Good Intentions

“The road to hell is paved with works in progress.” – Philip Roth

Borrowing from the title of that 1969 movie, “If this is Tuesday this must be Belgium” I feel the equivalent this morning: “If this is Monday it must be blogging time.” Even though I’ve settled into a five-day blogging routine, each Monday morning I have to summon my internal Marine drill sergeant to get my mental troops marching. I just don’t jump up, raring to go at the start of the week, even though it’s gorgeous weather here, cool but a refreshing break from the early heat we’ve had for the last week. I take personal responsibility for bringing on this minor cold snap, since I performed the semi-annual changing-of-the-vents this weekend. Each year after I switch the vents for the home climate system we get a cold or hot spell, guaranteed. Doesn’t sound significant, except that if the upstairs vents are open and we have to run heat, wallpaper peels off the walls from the simulated Arabian desert created by our over-sized heat exchanger. Toasty, but not inhabitable.

Last week was Philip Roth’s birthday, and while listening to Writer’s Almanac I heard that opening quote. Always one to enjoy a clever twist of words, I thought this quote hit home in a number of ways. All writers have various projects sitting there waiting for activity or conclusion, and after a while they become silent road markers to perdition if left unfinished, constantly reminding us of our failure to continue or conclude their wondrous ideas or concepts to fruition. Maintaining a blog is a well-attended, never-ending work in progress.
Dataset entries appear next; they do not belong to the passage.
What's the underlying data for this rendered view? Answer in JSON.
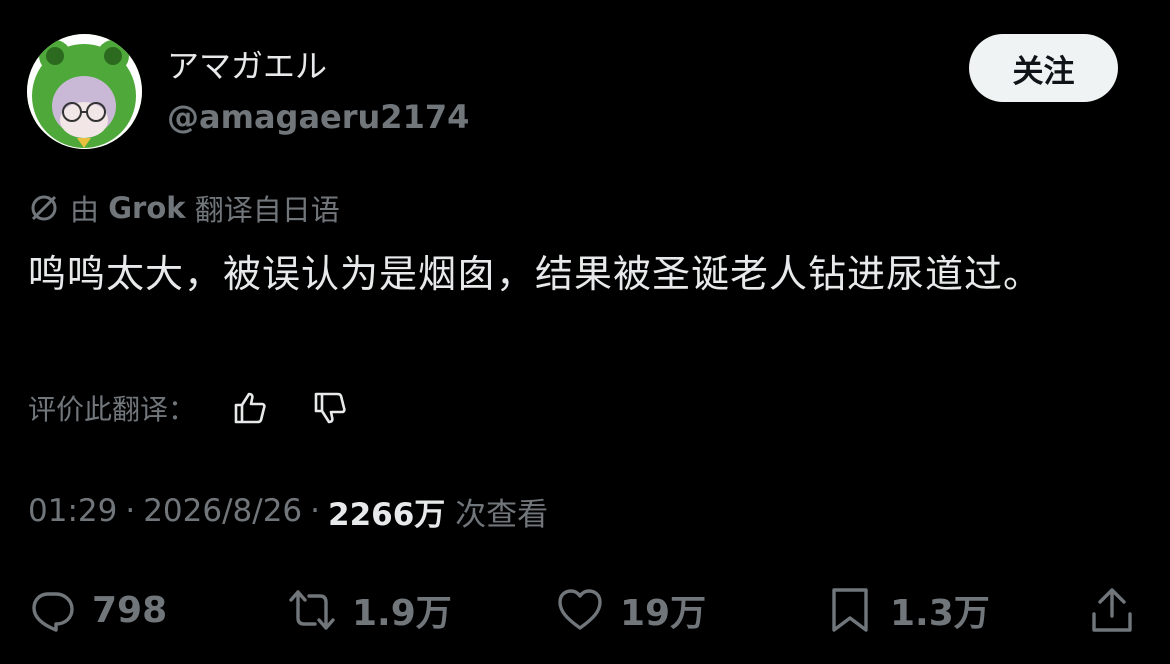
{
  "user": {
    "display_name": "アマガエル",
    "handle": "@amagaeru2174"
  },
  "follow_button": {
    "label": "关注"
  },
  "translation": {
    "prefix": "由",
    "engine": "Grok",
    "suffix": "翻译自日语"
  },
  "post": {
    "text": "鸣鸣太大，被误认为是烟囱，结果被圣诞老人钻进尿道过。"
  },
  "rating": {
    "label": "评价此翻译："
  },
  "meta": {
    "time": "01:29",
    "date": "2026/8/26",
    "views": "2266万",
    "views_label": "次查看"
  },
  "actions": {
    "replies": "798",
    "reposts": "1.9万",
    "likes": "19万",
    "bookmarks": "1.3万"
  },
  "colors": {
    "background": "#000000",
    "text_primary": "#e7e9ea",
    "text_secondary": "#71767b",
    "button_bg": "#eff3f4"
  },
  "icons": [
    "translate-slash-icon",
    "thumbs-up-icon",
    "thumbs-down-icon",
    "reply-icon",
    "repost-icon",
    "like-icon",
    "bookmark-icon",
    "share-icon"
  ]
}
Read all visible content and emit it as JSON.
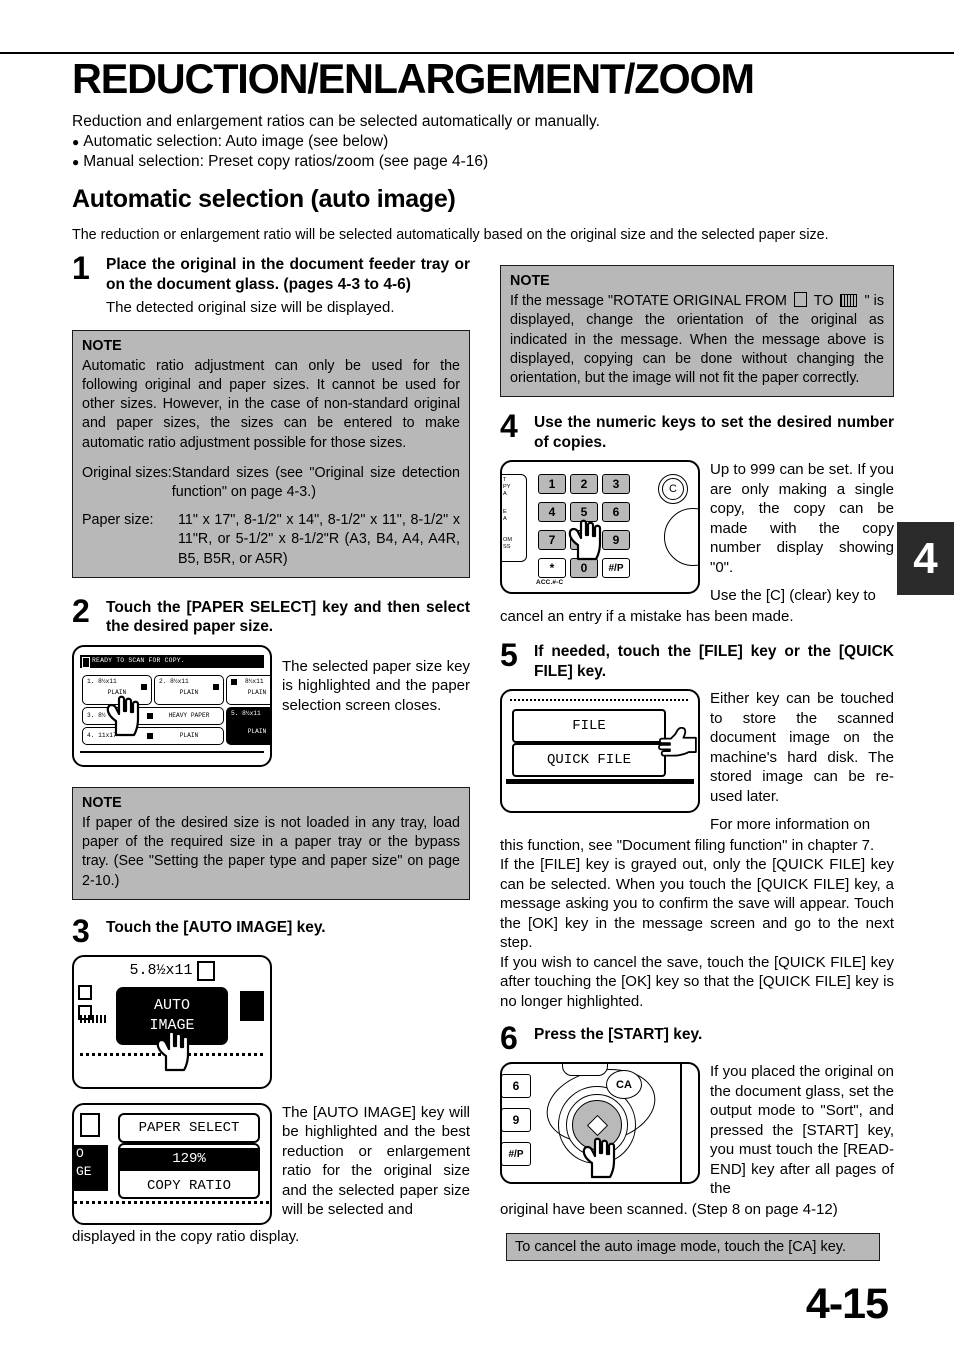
{
  "header": {
    "title": "REDUCTION/ENLARGEMENT/ZOOM",
    "lead": "Reduction and enlargement ratios can be selected automatically or manually.",
    "bullets": [
      "Automatic selection: Auto image (see below)",
      "Manual selection: Preset copy ratios/zoom (see page 4-16)"
    ],
    "subtitle": "Automatic selection (auto image)",
    "subtitle_lead": "The reduction or enlargement ratio will be selected automatically based on the original size and the selected paper size."
  },
  "steps": {
    "s1": {
      "num": "1",
      "title": "Place the original in the document feeder tray or on the document glass. (pages 4-3 to 4-6)",
      "body": "The detected original size will be displayed."
    },
    "s2": {
      "num": "2",
      "title": "Touch the [PAPER SELECT] key and then select the desired paper size.",
      "side": "The selected paper size key is highlighted and the paper selection screen closes."
    },
    "s3": {
      "num": "3",
      "title": "Touch the [AUTO IMAGE] key.",
      "side": "The [AUTO IMAGE] key will be highlighted and the best reduction or enlargement ratio for the original size and the selected paper size will be selected and",
      "side_tail": "displayed in the copy ratio display."
    },
    "s4": {
      "num": "4",
      "title": "Use the numeric keys to set the desired number of copies.",
      "side": "Up to 999 can be set. If you are only making a single copy, the copy can be made with the copy number display showing \"0\".",
      "side2": "Use the [C] (clear) key to",
      "tail": "cancel an entry if a mistake has been made."
    },
    "s5": {
      "num": "5",
      "title": "If needed, touch the [FILE] key or the [QUICK FILE] key.",
      "side": "Either key can be touched to store the scanned document image on the machine's hard disk. The stored image can be re-used later.",
      "side2": "For more information on",
      "tail": "this function, see \"Document filing function\" in chapter 7.",
      "para2": "If the [FILE] key is grayed out, only the [QUICK FILE] key can be selected. When you touch the [QUICK FILE] key, a message asking you to confirm the save will appear. Touch the [OK] key in the message screen and go to the next step.",
      "para3": "If you wish to cancel the save, touch the [QUICK FILE] key after touching the [OK] key so that the [QUICK FILE] key is no longer highlighted."
    },
    "s6": {
      "num": "6",
      "title": "Press the [START] key.",
      "side": "If you placed the original on the document glass, set the output mode to \"Sort\", and pressed the [START] key, you must touch the [READ-END] key after all pages of the",
      "tail": "original have been scanned. (Step 8 on page 4-12)"
    }
  },
  "notes": {
    "note_label": "NOTE",
    "note1": {
      "body": "Automatic ratio adjustment can only be used for the following original and paper sizes. It cannot be used for other sizes. However, in the case of non-standard original and paper sizes, the sizes can be entered to make automatic ratio adjustment possible for those sizes.",
      "row1_key": "Original sizes:",
      "row1_val": "Standard sizes (see \"Original size detection function\" on page 4-3.)",
      "row2_key": "Paper size:",
      "row2_val": "11\" x 17\", 8-1/2\" x 14\", 8-1/2\" x 11\", 8-1/2\" x 11\"R, or 5-1/2\" x 8-1/2\"R (A3, B4, A4, A4R, B5, B5R, or A5R)"
    },
    "note2": {
      "body_a": "If paper of the desired size is not loaded in any tray, load paper of the required size in a paper tray or the bypass tray. (See \"Setting the paper type and paper size\" on page 2-10.)"
    },
    "note3": {
      "pre": "If the message \"ROTATE ORIGINAL FROM",
      "mid": "TO",
      "post": "\" is displayed, change the orientation of the original as indicated in the message. When the message above is displayed, copying can be done without changing the orientation, but the image will not fit the paper correctly."
    }
  },
  "cancel_banner": "To cancel the auto image mode, touch the [CA] key.",
  "page_number": "4-15",
  "chapter_tab": "4",
  "lcd_paper_select": {
    "status": "READY TO SCAN FOR COPY.",
    "keys": [
      {
        "label": "1. 8½x11",
        "type": "PLAIN"
      },
      {
        "label": "2. 8½x11",
        "type": "PLAIN"
      },
      {
        "label": "8½x11",
        "type": "PLAIN"
      },
      {
        "label": "3. 8½",
        "type": "HEAVY PAPER"
      },
      {
        "label": "4. 11x17",
        "type": "PLAIN"
      },
      {
        "label": "5. 8½x11",
        "type": "PLAIN"
      }
    ]
  },
  "lcd_auto_image": {
    "size_label": "5.8½x11",
    "key_line1": "AUTO",
    "key_line2": "IMAGE"
  },
  "lcd_copy_ratio": {
    "paper_select": "PAPER SELECT",
    "ratio_value": "129%",
    "ratio_label": "COPY RATIO",
    "side_line1": "O",
    "side_line2": "GE"
  },
  "keypad": {
    "keys": [
      "1",
      "2",
      "3",
      "4",
      "5",
      "6",
      "7",
      "8",
      "9",
      "*",
      "0",
      "#/P"
    ],
    "clear": "C",
    "acc": "ACC.#-C",
    "left_labels": [
      "T",
      "PY",
      "A",
      "E",
      "A",
      "OM",
      "SS"
    ]
  },
  "lcd_file": {
    "file": "FILE",
    "quick_file": "QUICK FILE"
  },
  "start_panel": {
    "ca": "CA",
    "side_keys": [
      "6",
      "9",
      "#/P"
    ]
  },
  "colors": {
    "note_bg": "#b8b8b8",
    "tab_bg": "#2b2b2b",
    "key_gray": "#b9b9b9"
  }
}
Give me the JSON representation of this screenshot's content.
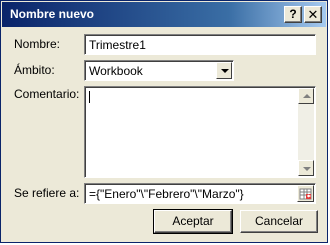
{
  "window": {
    "title": "Nombre nuevo"
  },
  "titlebar": {
    "help_label": "?",
    "close_label": "✕"
  },
  "form": {
    "name_label": "Nombre:",
    "name_value": "Trimestre1",
    "scope_label": "Ámbito:",
    "scope_value": "Workbook",
    "comment_label": "Comentario:",
    "comment_value": "",
    "refers_label": "Se refiere a:",
    "refers_value": "={\"Enero\"\\\"Febrero\"\\\"Marzo\"}"
  },
  "buttons": {
    "ok_label": "Aceptar",
    "cancel_label": "Cancelar"
  },
  "icons": {
    "scope_dropdown": "chevron-down-icon",
    "refers_collapse": "collapse-dialog-icon"
  },
  "colors": {
    "titlebar_start": "#0a246a",
    "titlebar_end": "#a6caf0",
    "face": "#ece9d8"
  }
}
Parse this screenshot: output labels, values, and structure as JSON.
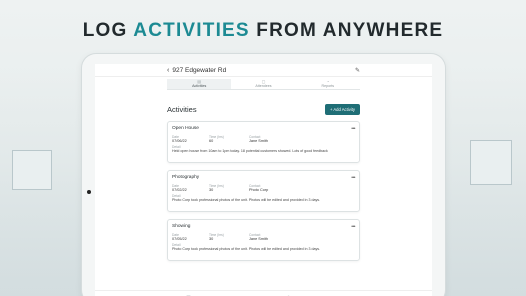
{
  "headline": {
    "part1": "LOG ",
    "accent": "ACTIVITIES",
    "part2": " FROM ANYWHERE"
  },
  "topbar": {
    "back_icon": "‹",
    "title": "927 Edgewater Rd",
    "edit_icon": "✎"
  },
  "tabs": [
    {
      "icon": "▤",
      "label": "Activities",
      "active": true
    },
    {
      "icon": "▢",
      "label": "Attendees",
      "active": false
    },
    {
      "icon": "◔",
      "label": "Reports",
      "active": false
    }
  ],
  "section": {
    "title": "Activities",
    "add_label": "+ Add Activity"
  },
  "labels": {
    "date": "Date",
    "time": "Time (hrs)",
    "contact": "Contact",
    "detail": "Detail",
    "more": "•••"
  },
  "cards": [
    {
      "title": "Open House",
      "date": "07/06/22",
      "time": "60",
      "contact": "Jane Smith",
      "detail": "Held open house from 10am to 1pm today. 18 potential customers showed. Lots of good feedback"
    },
    {
      "title": "Photography",
      "date": "07/02/22",
      "time": "30",
      "contact": "Photo Corp",
      "detail": "Photo Corp took professional photos of the unit. Photos will be edited and provided in 3 days."
    },
    {
      "title": "Showing",
      "date": "07/05/22",
      "time": "30",
      "contact": "Jane Smith",
      "detail": "Photo Corp took professional photos of the unit. Photos will be edited and provided in 3 days."
    }
  ],
  "bottom_nav": [
    {
      "icon": "▤",
      "active": false
    },
    {
      "icon": "⌂",
      "active": true
    },
    {
      "icon": "◉",
      "active": false
    },
    {
      "icon": "☺",
      "active": false
    }
  ],
  "colors": {
    "accent": "#1c8a93",
    "button": "#1f6e76"
  }
}
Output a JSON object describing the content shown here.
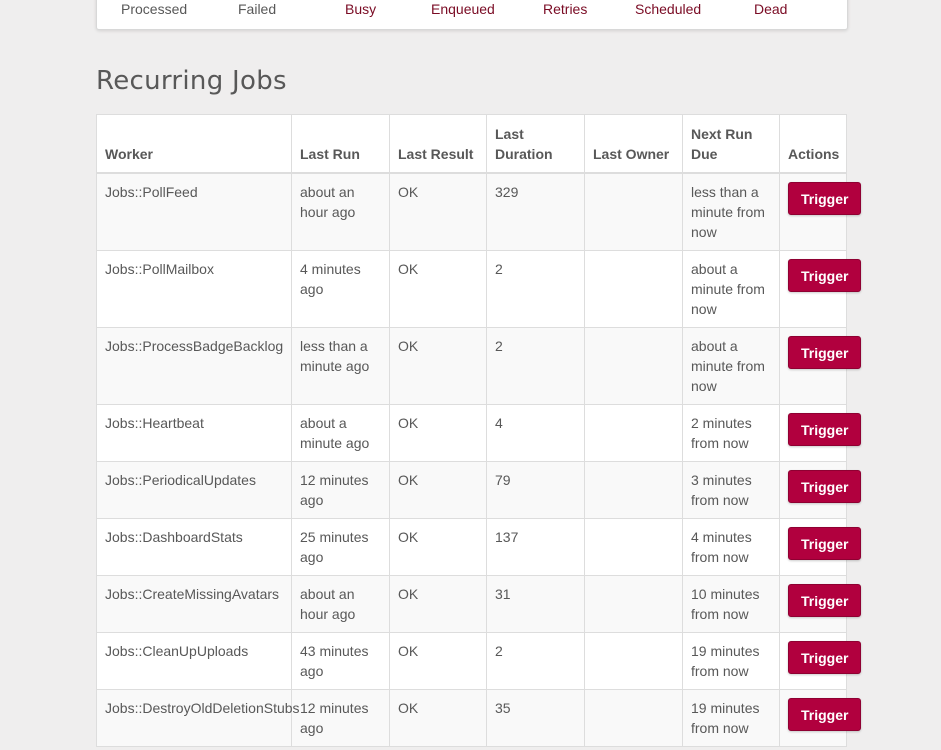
{
  "stats": {
    "processed": "Processed",
    "failed": "Failed",
    "busy": "Busy",
    "enqueued": "Enqueued",
    "retries": "Retries",
    "scheduled": "Scheduled",
    "dead": "Dead"
  },
  "page_title": "Recurring Jobs",
  "table": {
    "headers": {
      "worker": "Worker",
      "last_run": "Last Run",
      "last_result": "Last Result",
      "last_duration": "Last Duration",
      "last_owner": "Last Owner",
      "next_run_due": "Next Run Due",
      "actions": "Actions"
    },
    "rows": [
      {
        "worker": "Jobs::PollFeed",
        "last_run": "about an hour ago",
        "last_result": "OK",
        "last_duration": "329",
        "last_owner": "",
        "next_run_due": "less than a minute from now",
        "action": "Trigger"
      },
      {
        "worker": "Jobs::PollMailbox",
        "last_run": "4 minutes ago",
        "last_result": "OK",
        "last_duration": "2",
        "last_owner": "",
        "next_run_due": "about a minute from now",
        "action": "Trigger"
      },
      {
        "worker": "Jobs::ProcessBadgeBacklog",
        "last_run": "less than a minute ago",
        "last_result": "OK",
        "last_duration": "2",
        "last_owner": "",
        "next_run_due": "about a minute from now",
        "action": "Trigger"
      },
      {
        "worker": "Jobs::Heartbeat",
        "last_run": "about a minute ago",
        "last_result": "OK",
        "last_duration": "4",
        "last_owner": "",
        "next_run_due": "2 minutes from now",
        "action": "Trigger"
      },
      {
        "worker": "Jobs::PeriodicalUpdates",
        "last_run": "12 minutes ago",
        "last_result": "OK",
        "last_duration": "79",
        "last_owner": "",
        "next_run_due": "3 minutes from now",
        "action": "Trigger"
      },
      {
        "worker": "Jobs::DashboardStats",
        "last_run": "25 minutes ago",
        "last_result": "OK",
        "last_duration": "137",
        "last_owner": "",
        "next_run_due": "4 minutes from now",
        "action": "Trigger"
      },
      {
        "worker": "Jobs::CreateMissingAvatars",
        "last_run": "about an hour ago",
        "last_result": "OK",
        "last_duration": "31",
        "last_owner": "",
        "next_run_due": "10 minutes from now",
        "action": "Trigger"
      },
      {
        "worker": "Jobs::CleanUpUploads",
        "last_run": "43 minutes ago",
        "last_result": "OK",
        "last_duration": "2",
        "last_owner": "",
        "next_run_due": "19 minutes from now",
        "action": "Trigger"
      },
      {
        "worker": "Jobs::DestroyOldDeletionStubs",
        "last_run": "12 minutes ago",
        "last_result": "OK",
        "last_duration": "35",
        "last_owner": "",
        "next_run_due": "19 minutes from now",
        "action": "Trigger"
      }
    ]
  },
  "colors": {
    "accent": "#b1003e",
    "link": "#7a0b24",
    "text": "#585858",
    "background": "#efeeee"
  }
}
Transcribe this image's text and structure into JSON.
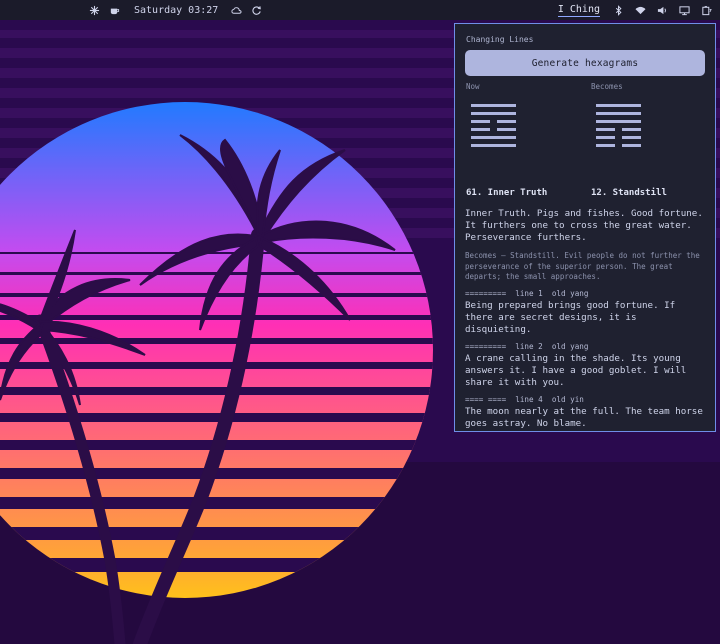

Blogging is enjoyable, although I could debate against that on any typical Monday morning after too-little sleep and too-much relaxation over the weekend (not sure how you can have too-much relaxation except by comparison). The obvious secret to managing works in progress (wips) is to enjoy what you’re doing. The not-so-obvious secret is to stay on top of wips so they don’t die or grow stale from neglect.

If you think I’m leading up to some sage advice on managing wips, let me end the suspense now. I practice the time-tested squeaky-wheel theory of wip management: ideas most promising (i.e., won’t get out of my head until I flush them, either literally or figuratively) are embraced and worked. The others lie dormant, in hopes of improving with age. Unlike fine wine and wisdom, such improvement rarely happens, at least on my wip list. I’d love to have software capable of age-based deletion and I could set this feature for a 5-year fallow. If I haven’t flushed the idea during that time, then it deserves a nice burial and a ceremonious burning of the old, longer wip list leading to a newer, shorter one. Maybe then I’ll run out of paving material and make that road to hell a little harder to travel.

One thought on “Good Intentions

  1. Ack! Why’d you have to remind me of the pile I have in my writer’s closet? Now I’m suddenly reminded of the hundreds of decent ideas in there… 😦

Comments are closed.